Naming also entails vulnerability. In becoming so available to the world, God is to some degree at the disposal of those who can name the name. God’s name may be misused and abused as well as honored. For God to give the name is to open himself up to hurt. Naming entails the likelihood of divine suffering (cf. Exod 3:7). This is probably a factor that undergirds the giving of the commandment regarding the name of God (Exod 20:7). On the above, see T. Fretheim, Exodus, 63–65.

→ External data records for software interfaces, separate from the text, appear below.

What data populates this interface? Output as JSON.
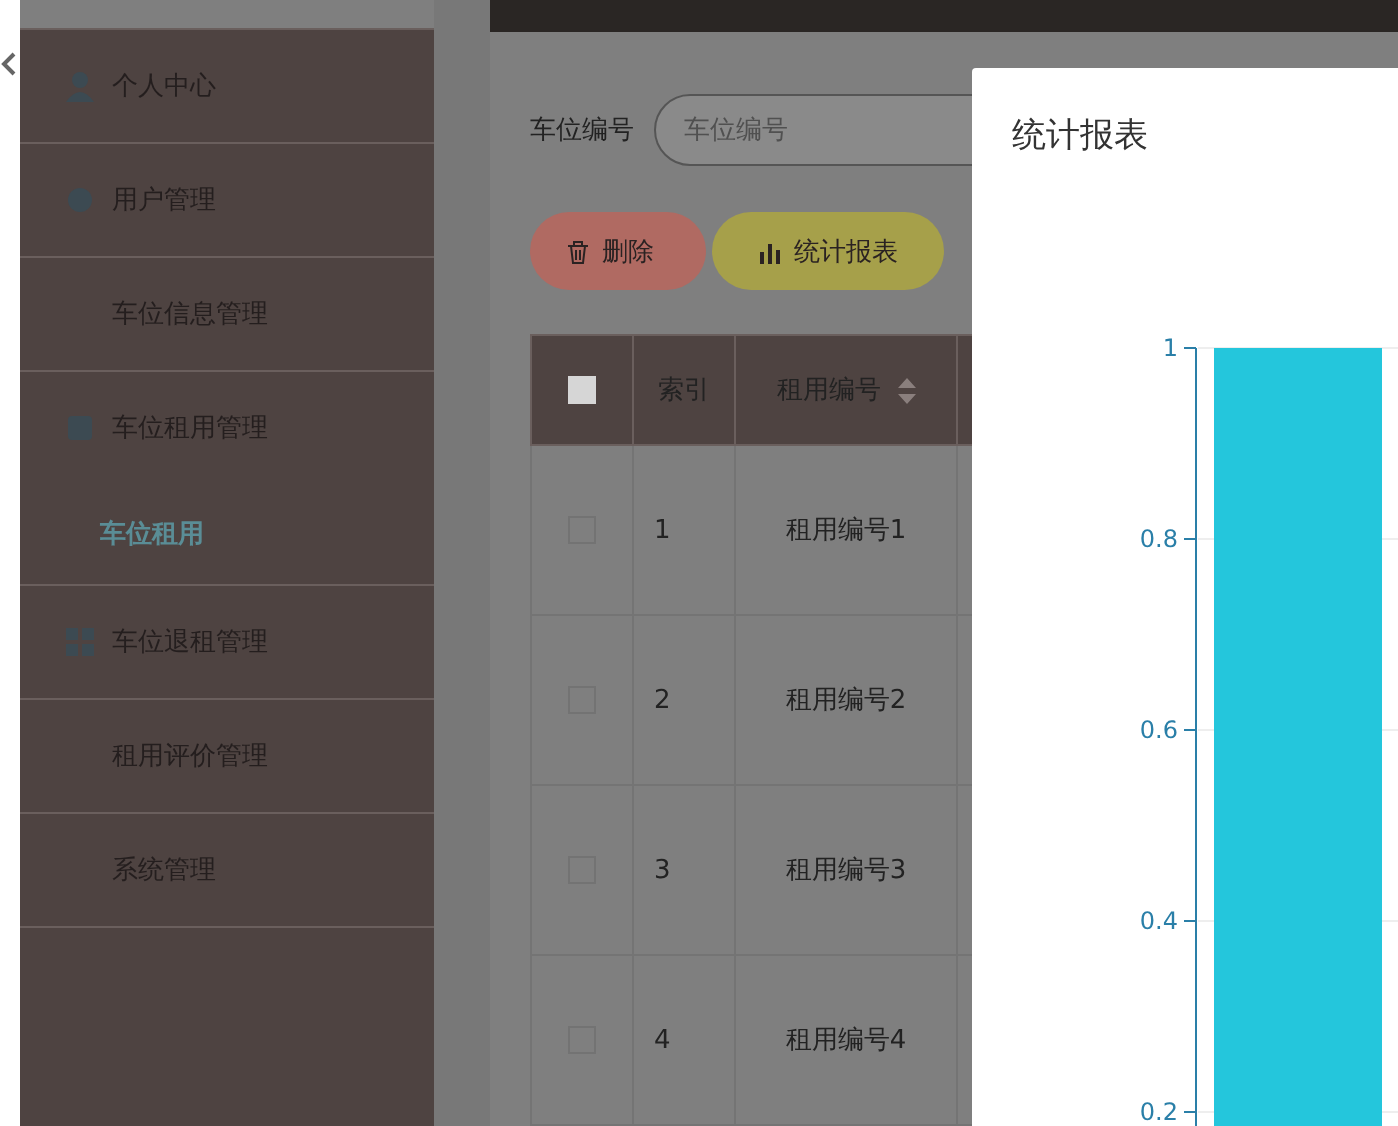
{
  "sidebar": {
    "items": [
      {
        "label": "个人中心",
        "icon": true,
        "selected": false
      },
      {
        "label": "用户管理",
        "icon": true,
        "selected": false
      },
      {
        "label": "车位信息管理",
        "icon": false,
        "selected": false
      },
      {
        "label": "车位租用管理",
        "icon": true,
        "selected": false,
        "children": [
          {
            "label": "车位租用",
            "selected": true
          }
        ]
      },
      {
        "label": "车位退租管理",
        "icon": true,
        "selected": false
      },
      {
        "label": "租用评价管理",
        "icon": false,
        "selected": false
      },
      {
        "label": "系统管理",
        "icon": false,
        "selected": false
      }
    ]
  },
  "search": {
    "label": "车位编号",
    "placeholder": "车位编号"
  },
  "buttons": [
    {
      "kind": "delete",
      "label": "删除"
    },
    {
      "kind": "report",
      "label": "统计报表"
    }
  ],
  "table": {
    "header_checked": false,
    "columns": [
      {
        "label": "索引",
        "sortable": false
      },
      {
        "label": "租用编号",
        "sortable": true
      }
    ],
    "rows": [
      {
        "checked": false,
        "index": "1",
        "rental_no": "租用编号1"
      },
      {
        "checked": false,
        "index": "2",
        "rental_no": "租用编号2"
      },
      {
        "checked": false,
        "index": "3",
        "rental_no": "租用编号3"
      },
      {
        "checked": false,
        "index": "4",
        "rental_no": "租用编号4"
      }
    ]
  },
  "modal": {
    "title": "统计报表",
    "chart_data": {
      "type": "bar",
      "grid": true,
      "ylim": [
        0,
        1
      ],
      "yticks": [
        0.2,
        0.4,
        0.6,
        0.8,
        1
      ],
      "series": [
        {
          "color": "#24c6dc",
          "values": [
            1
          ]
        }
      ]
    }
  }
}
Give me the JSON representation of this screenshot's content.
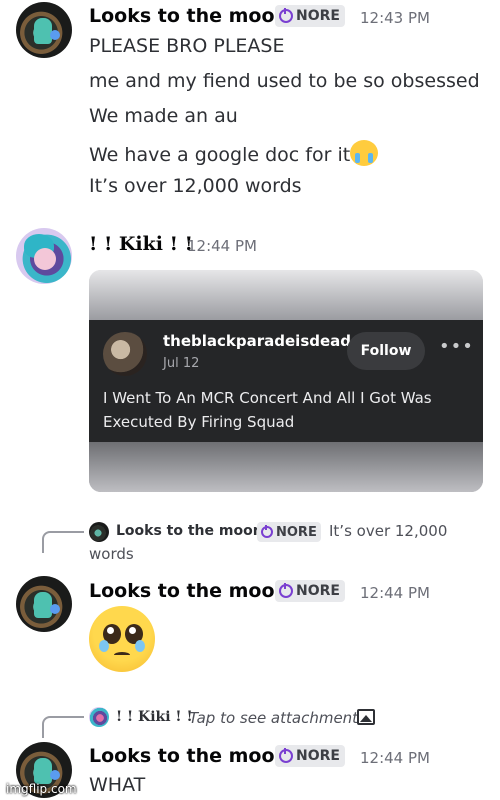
{
  "messages": [
    {
      "author": "Looks to the moon",
      "tag": "NORE",
      "time": "12:43 PM",
      "lines": [
        "PLEASE BRO PLEASE",
        "me and my fiend used to be so obsessed",
        "We made an au",
        "We have a google doc for it",
        "It’s over 12,000 words"
      ]
    },
    {
      "author": "! ! Kiki ! !",
      "time": "12:44 PM",
      "embed": {
        "username": "theblackparadeisdead",
        "date": "Jul 12",
        "follow_label": "Follow",
        "more_label": "•••",
        "text": "I Went To An MCR Concert And All I Got Was Executed By Firing Squad"
      }
    },
    {
      "reply": {
        "author": "Looks to the moon",
        "tag": "NORE",
        "text_line1": "It’s over 12,000",
        "text_line2": "words"
      },
      "author": "Looks to the moon",
      "tag": "NORE",
      "time": "12:44 PM",
      "emoji": "pleading-face"
    },
    {
      "reply": {
        "author": "! ! Kiki ! !",
        "text": "Tap to see attachment"
      },
      "author": "Looks to the moon",
      "tag": "NORE",
      "time": "12:44 PM",
      "lines": [
        "WHAT"
      ]
    }
  ],
  "icons": {
    "tag": "power-icon",
    "attachment": "image-icon"
  },
  "accent_colors": {
    "tag_icon": "#7a3fd1",
    "timestamp": "#6d6f78"
  },
  "watermark": "imgflip.com"
}
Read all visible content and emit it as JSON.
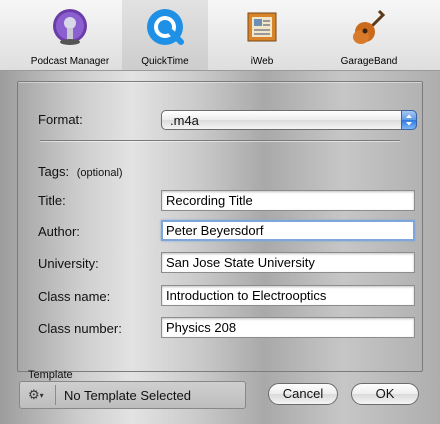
{
  "toolbar": {
    "items": [
      {
        "label": "Podcast Manager",
        "icon": "podcast-manager-icon"
      },
      {
        "label": "QuickTime",
        "icon": "quicktime-icon",
        "selected": true
      },
      {
        "label": "iWeb",
        "icon": "iweb-icon"
      },
      {
        "label": "GarageBand",
        "icon": "garageband-icon"
      }
    ]
  },
  "form": {
    "format_label": "Format:",
    "format_value": ".m4a",
    "tags_label": "Tags:",
    "tags_note": "(optional)",
    "fields": [
      {
        "label": "Title:",
        "value": "Recording Title"
      },
      {
        "label": "Author:",
        "value": "Peter Beyersdorf"
      },
      {
        "label": "University:",
        "value": "San Jose State University"
      },
      {
        "label": "Class name:",
        "value": "Introduction to Electrooptics"
      },
      {
        "label": "Class number:",
        "value": "Physics 208"
      }
    ]
  },
  "template": {
    "label": "Template",
    "value": "No Template Selected",
    "action_icon": "gear-icon"
  },
  "buttons": {
    "cancel": "Cancel",
    "ok": "OK"
  },
  "colors": {
    "focus_ring": "#7fa6d9",
    "select_arrows": "#2f78de"
  }
}
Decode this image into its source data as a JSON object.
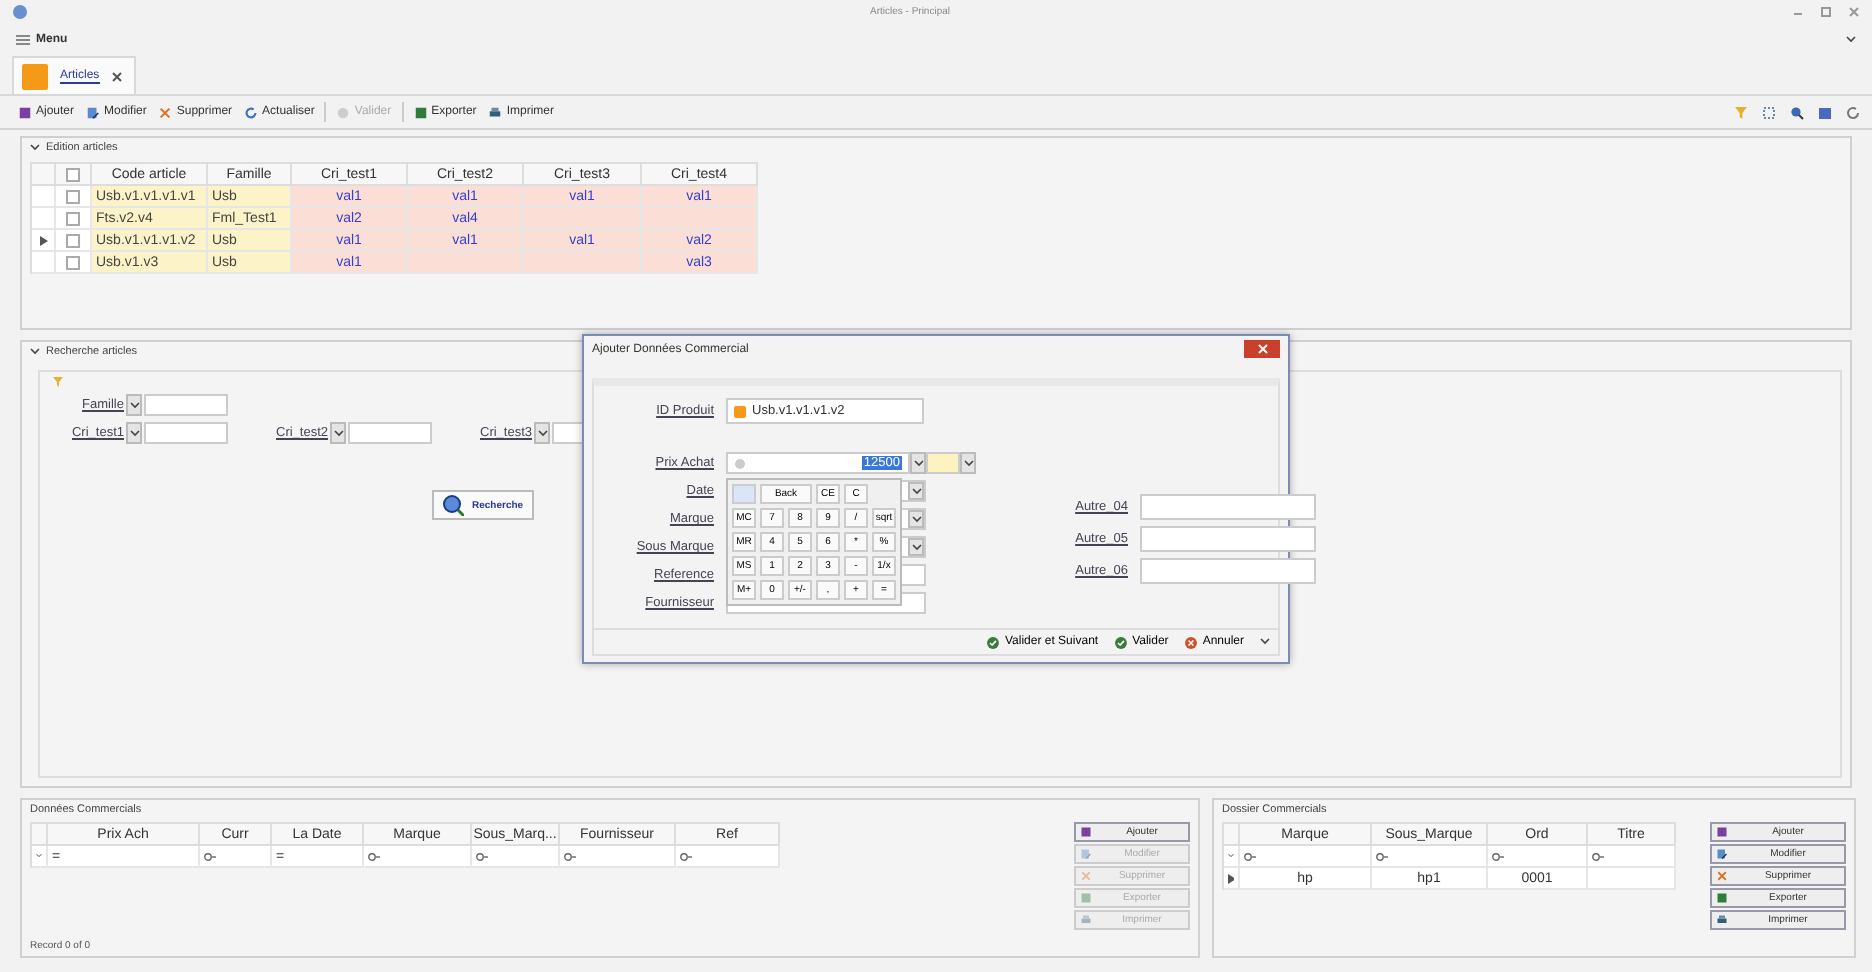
{
  "window": {
    "title": "Articles - Principal"
  },
  "menu": {
    "label": "Menu"
  },
  "doc_tabs": [
    {
      "label": "Articles",
      "selected": true
    }
  ],
  "toolbar": [
    {
      "label": "Ajouter",
      "kind": "add",
      "disabled": false
    },
    {
      "label": "Modifier",
      "kind": "edit",
      "disabled": false
    },
    {
      "label": "Supprimer",
      "kind": "delete",
      "disabled": false
    },
    {
      "label": "Actualiser",
      "kind": "refresh",
      "disabled": false
    },
    {
      "label": "Valider",
      "kind": "validate",
      "disabled": true
    },
    {
      "label": "Exporter",
      "kind": "export",
      "disabled": false
    },
    {
      "label": "Imprimer",
      "kind": "print",
      "disabled": false
    }
  ],
  "edition": {
    "title": "Edition articles",
    "all_checked": false,
    "columns": [
      "Code article",
      "Famille",
      "Cri_test1",
      "Cri_test2",
      "Cri_test3",
      "Cri_test4"
    ],
    "rows": [
      {
        "checked": false,
        "current": false,
        "cells": [
          "Usb.v1.v1.v1.v1",
          "Usb",
          "val1",
          "val1",
          "val1",
          "val1"
        ]
      },
      {
        "checked": false,
        "current": false,
        "cells": [
          "Fts.v2.v4",
          "Fml_Test1",
          "val2",
          "val4",
          null,
          null
        ]
      },
      {
        "checked": false,
        "current": true,
        "cells": [
          "Usb.v1.v1.v1.v2",
          "Usb",
          "val1",
          "val1",
          "val1",
          "val2"
        ]
      },
      {
        "checked": false,
        "current": false,
        "cells": [
          "Usb.v1.v3",
          "Usb",
          "val1",
          null,
          null,
          "val3"
        ]
      }
    ]
  },
  "search": {
    "title": "Recherche articles",
    "rows": [
      [
        {
          "label": "Famille"
        }
      ],
      [
        {
          "label": "Cri_test1"
        },
        {
          "label": "Cri_test2"
        },
        {
          "label": "Cri_test3"
        }
      ]
    ],
    "button": "Recherche"
  },
  "dialog": {
    "title": "Ajouter Données Commercial",
    "id_label": "ID Produit",
    "id_value": "Usb.v1.v1.v1.v2",
    "fields": [
      {
        "label": "Prix Achat",
        "kind": "calc",
        "value": "12500",
        "highlighted": true
      },
      {
        "label": "Date",
        "kind": "combo"
      },
      {
        "label": "Marque",
        "kind": "combo"
      },
      {
        "label": "Sous Marque",
        "kind": "combo"
      },
      {
        "label": "Reference",
        "kind": "text"
      },
      {
        "label": "Fournisseur",
        "kind": "text"
      }
    ],
    "other_fields": [
      "Autre_04",
      "Autre_05",
      "Autre_06"
    ],
    "calculator": {
      "top": [
        "Back",
        "CE",
        "C"
      ],
      "memory": [
        "MC",
        "MR",
        "MS",
        "M+"
      ],
      "rows": [
        [
          "7",
          "8",
          "9",
          "/",
          "sqrt"
        ],
        [
          "4",
          "5",
          "6",
          "*",
          "%"
        ],
        [
          "1",
          "2",
          "3",
          "-",
          "1/x"
        ],
        [
          "0",
          "+/-",
          ",",
          "+",
          "="
        ]
      ]
    },
    "buttons": [
      {
        "label": "Valider et Suivant",
        "kind": "ok"
      },
      {
        "label": "Valider",
        "kind": "ok"
      },
      {
        "label": "Annuler",
        "kind": "cancel"
      }
    ]
  },
  "commercial_data": {
    "title": "Données Commercials",
    "columns": [
      "Prix Ach",
      "Curr",
      "La Date",
      "Marque",
      "Sous_Marq...",
      "Fournisseur",
      "Ref"
    ],
    "filter": [
      {
        "kind": "text",
        "text": "="
      },
      {
        "kind": "icon"
      },
      {
        "kind": "text",
        "text": "="
      },
      {
        "kind": "icon"
      },
      {
        "kind": "icon"
      },
      {
        "kind": "icon"
      },
      {
        "kind": "icon"
      }
    ],
    "navigator": "Record 0 of 0",
    "buttons": [
      {
        "label": "Ajouter",
        "kind": "add",
        "disabled": false
      },
      {
        "label": "Modifier",
        "kind": "edit",
        "disabled": true
      },
      {
        "label": "Supprimer",
        "kind": "delete",
        "disabled": true
      },
      {
        "label": "Exporter",
        "kind": "export",
        "disabled": true
      },
      {
        "label": "Imprimer",
        "kind": "print",
        "disabled": true
      }
    ]
  },
  "commercial_file": {
    "title": "Dossier Commercials",
    "columns": [
      "Marque",
      "Sous_Marque",
      "Ord",
      "Titre"
    ],
    "filter": [
      {
        "kind": "icon"
      },
      {
        "kind": "icon"
      },
      {
        "kind": "icon"
      },
      {
        "kind": "icon"
      }
    ],
    "rows": [
      {
        "cells": [
          "hp",
          "hp1",
          "0001",
          null
        ]
      }
    ],
    "buttons": [
      {
        "label": "Ajouter",
        "kind": "add",
        "disabled": false
      },
      {
        "label": "Modifier",
        "kind": "edit",
        "disabled": false
      },
      {
        "label": "Supprimer",
        "kind": "delete",
        "disabled": false
      },
      {
        "label": "Exporter",
        "kind": "export",
        "disabled": false
      },
      {
        "label": "Imprimer",
        "kind": "print",
        "disabled": false
      }
    ]
  }
}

When fear of misusing God’s name, Yahweh (cf. Ex 20:7; Deut 5:11), arose at the end of the pre-Christian era, it was replaced by ʾădōnay, which became for all practical purposes a proper noun (cf. Mettinger, 15–19). Some suggest that the actual Masoretic Text (MT) was changed in light of this practice, substituting one for the other (Baudissin, 1.559, 2.81–96; Eichrodt, 1.204), but this does not appear likely, since both ʾădōnay and Yahweh remain in the numerous verses mentioned (cf. Jenni 1997b, 1.28). This phenomenon is evident in the MT, however, where the Tetragrammaton, which should not be pronounced lest it be profaned, is revocalized. Sometimes it is to be read as ʾădōnay, with this word’s vowels appended to the consonants yhwh (i.e., yĕh[ō]wāh, from which we get “Jehovah” through the more archaic English pronunciation of the letters; e.g., Gen 2:4; Yeivin, 58–59). At times it revocalized as yĕh[ō]wih with the vowels from ʾĕlōhîm (e.g., Gen 15:2, 8). This practice of substitution carries over into the Septuagint, where yhwh is routinely rendered by kyrios (“lord”), a practice carried on in the NT (e.g., Mt 4:7, quoting Deut 6:16). This continues in most contemporary English translations (except for the Jerusalem Bible), where yhwh is rendered LORD.